Im Focus: A quantum walk of photons

Physicists from the University of Würzburg are capable of generating identical looking single light particles at the push of a button. Two new studies now demonstrate the potential this method holds.

The quantum computer has fuelled the imagination of scientists for decades: It is based on fundamentally different phenomena than a conventional computer....

Im Focus: Turmoil in sluggish electrons’ existence

An international team of physicists has monitored the scattering behaviour of electrons in a non-conducting material in real-time. Their insights could be beneficial for radiotherapy.

We can refer to electrons in non-conducting materials as ‘sluggish’. Typically, they remain fixed in a location, deep inside an atomic composite. It is hence...

Im Focus: Wafer-thin Magnetic Materials Developed for Future Quantum Technologies

Two-dimensional magnetic structures are regarded as a promising material for new types of data storage, since the magnetic properties of individual molecular building blocks can be investigated and modified. For the first time, researchers have now produced a wafer-thin ferrimagnet, in which molecules with different magnetic centers arrange themselves on a gold surface to form a checkerboard pattern. Scientists at the Swiss Nanoscience Institute at the University of Basel and the Paul Scherrer Institute published their findings in the journal Nature Communications.

Ferrimagnets are composed of two centers which are magnetized at different strengths and point in opposing directions. Two-dimensional, quasi-flat ferrimagnets...

Im Focus: World's thinnest hologram paves path to new 3-D world

Nano-hologram paves way for integration of 3-D holography into everyday electronics

An Australian-Chinese research team has created the world's thinnest hologram, paving the way towards the integration of 3D holography into everyday...

All Focus news of the innovation-report >>>

Anzeige

Anzeige

Event News

Marine Conservation: IASS Contributes to UN Ocean Conference in New York on 5-9 June

24.05.2017 | Event News

AWK Aachen Machine Tool Colloquium 2017: Internet of Production for Agile Enterprises

23.05.2017 | Event News

Dortmund MST Conference presents Individualized Healthcare Solutions with micro and nanotechnology

22.05.2017 | Event News

 
Latest News

How herpesviruses win the footrace against the immune system

26.05.2017 | Life Sciences

Water forms 'spine of hydration' around DNA, group finds
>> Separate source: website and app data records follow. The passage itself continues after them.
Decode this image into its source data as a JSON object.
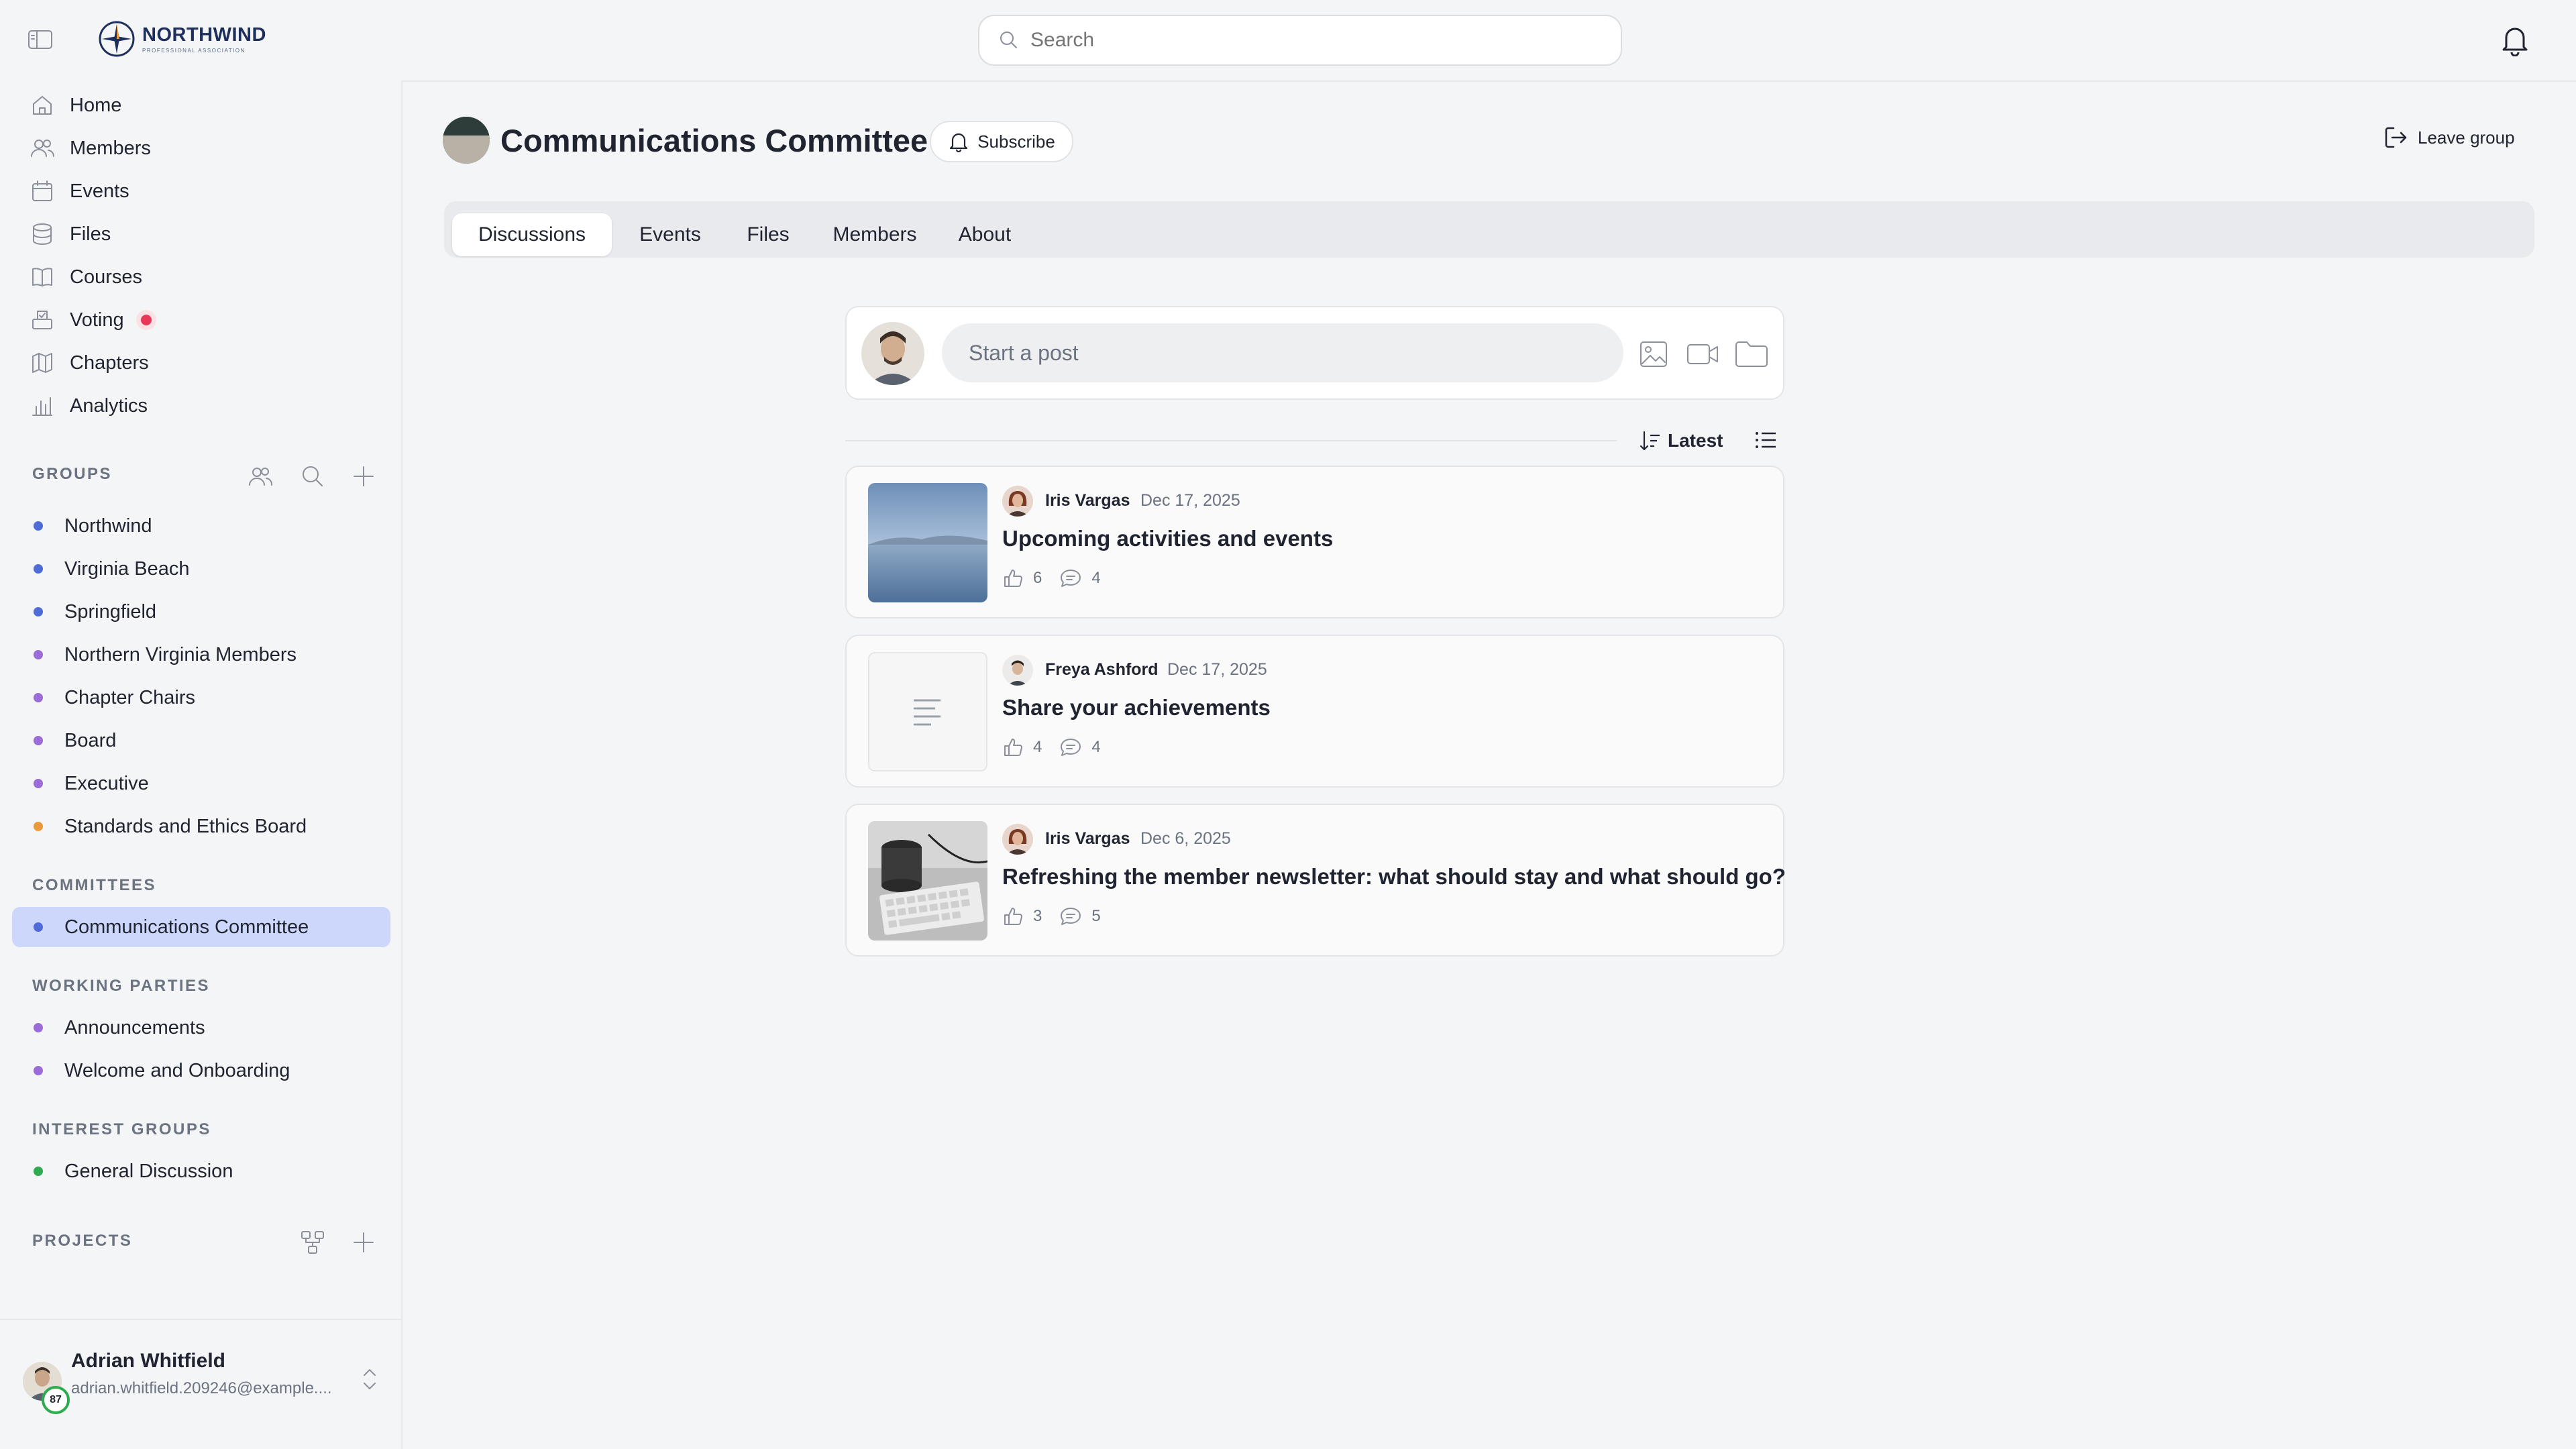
{
  "topbar": {
    "logo_name": "NORTHWIND",
    "logo_sub": "PROFESSIONAL ASSOCIATION",
    "search_placeholder": "Search"
  },
  "sidebar": {
    "nav": [
      {
        "label": "Home",
        "icon": "home-icon"
      },
      {
        "label": "Members",
        "icon": "users-icon"
      },
      {
        "label": "Events",
        "icon": "calendar-icon"
      },
      {
        "label": "Files",
        "icon": "database-icon"
      },
      {
        "label": "Courses",
        "icon": "book-icon"
      },
      {
        "label": "Voting",
        "icon": "ballot-icon"
      },
      {
        "label": "Chapters",
        "icon": "map-icon"
      },
      {
        "label": "Analytics",
        "icon": "chart-icon"
      }
    ],
    "groups_label": "GROUPS",
    "groups": [
      {
        "label": "Northwind",
        "color": "#4f6bd8"
      },
      {
        "label": "Virginia Beach",
        "color": "#4f6bd8"
      },
      {
        "label": "Springfield",
        "color": "#4f6bd8"
      },
      {
        "label": "Northern Virginia Members",
        "color": "#9b6bd8"
      },
      {
        "label": "Chapter Chairs",
        "color": "#9b6bd8"
      },
      {
        "label": "Board",
        "color": "#9b6bd8"
      },
      {
        "label": "Executive",
        "color": "#9b6bd8"
      },
      {
        "label": "Standards and Ethics Board",
        "color": "#e89a3c"
      }
    ],
    "committees_label": "COMMITTEES",
    "committees": [
      {
        "label": "Communications Committee",
        "color": "#4f6bd8"
      }
    ],
    "working_label": "WORKING PARTIES",
    "working": [
      {
        "label": "Announcements",
        "color": "#9b6bd8"
      },
      {
        "label": "Welcome and Onboarding",
        "color": "#9b6bd8"
      }
    ],
    "interest_label": "INTEREST GROUPS",
    "interest": [
      {
        "label": "General Discussion",
        "color": "#2eaa4f"
      }
    ],
    "projects_label": "PROJECTS",
    "user": {
      "name": "Adrian Whitfield",
      "email": "adrian.whitfield.209246@example....",
      "badge": "87"
    }
  },
  "group": {
    "title": "Communications Committee",
    "subscribe_label": "Subscribe",
    "leave_label": "Leave group",
    "tabs": [
      "Discussions",
      "Events",
      "Files",
      "Members",
      "About"
    ],
    "composer_placeholder": "Start a post",
    "sort_label": "Latest"
  },
  "posts": [
    {
      "author": "Iris Vargas",
      "date": "Dec 17, 2025",
      "title": "Upcoming activities and events",
      "likes": "6",
      "comments": "4"
    },
    {
      "author": "Freya Ashford",
      "date": "Dec 17, 2025",
      "title": "Share your achievements",
      "likes": "4",
      "comments": "4"
    },
    {
      "author": "Iris Vargas",
      "date": "Dec 6, 2025",
      "title": "Refreshing the member newsletter: what should stay and what should go?",
      "likes": "3",
      "comments": "5"
    }
  ],
  "colors": {
    "accent": "#4f6bd8",
    "active_bg": "#cdd6fb",
    "voting_dot": "#e8385a"
  }
}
26.05.2017 | Life Sciences

First Juno science results supported by University of Leicester's Jupiter 'forecast'

26.05.2017 | Physics and Astronomy

VideoLinks
B2B-VideoLinks
More VideoLinks >>>